Dataset rows for apps and sites.
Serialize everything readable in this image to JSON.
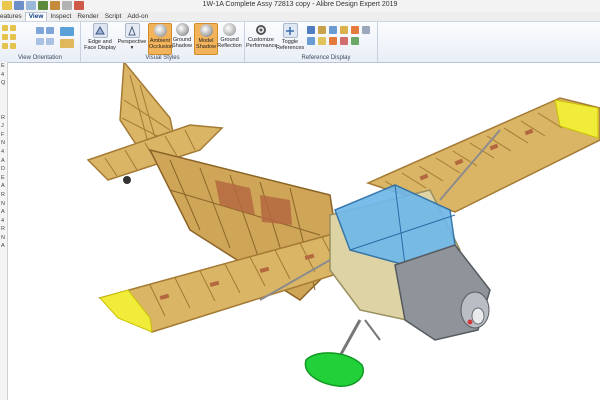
{
  "window": {
    "title": "1W-1A Complete Assy 72813 copy - Alibre Design Expert 2019"
  },
  "tabs": [
    {
      "label": "eatures"
    },
    {
      "label": "View",
      "active": true
    },
    {
      "label": "Inspect"
    },
    {
      "label": "Render"
    },
    {
      "label": "Script"
    },
    {
      "label": "Add-on"
    }
  ],
  "ribbon": {
    "groups": {
      "view_orientation": "View Orientation",
      "visual_styles": "Visual Styles",
      "reference_display": "Reference Display"
    },
    "buttons": {
      "edge_face_line1": "Edge and",
      "edge_face_line2": "Face Display",
      "perspective": "Perspective",
      "ambient_line1": "Ambient",
      "ambient_line2": "Occlusion",
      "ground_shadow_line1": "Ground",
      "ground_shadow_line2": "Shadow",
      "model_shadow_line1": "Model",
      "model_shadow_line2": "Shadow",
      "ground_reflection_line1": "Ground",
      "ground_reflection_line2": "Reflection",
      "customize_line1": "Customize",
      "customize_line2": "Performance",
      "toggle_line1": "Toggle",
      "toggle_line2": "References"
    }
  },
  "left_strip": {
    "items": [
      "E",
      "4",
      "Q",
      "",
      "",
      "",
      "R",
      "J",
      "F",
      "N",
      "4",
      "A",
      "D",
      "E",
      "A",
      "R",
      "N",
      "A",
      "4",
      "R",
      "N",
      "A"
    ]
  },
  "colors": {
    "wood": "#d9b565",
    "wood_dark": "#a47a34",
    "rib": "#b4683f",
    "wing_tip": "#f1ec3a",
    "canopy": "#6fb8ea",
    "cowl": "#8e949a",
    "wheel": "#22d13a",
    "active_button": "#f2b35a"
  }
}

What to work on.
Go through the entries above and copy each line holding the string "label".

Response box.
      "label": "eatures"
      "label": "View",
      "label": "Inspect"
      "label": "Render"
      "label": "Script"
      "label": "Add-on"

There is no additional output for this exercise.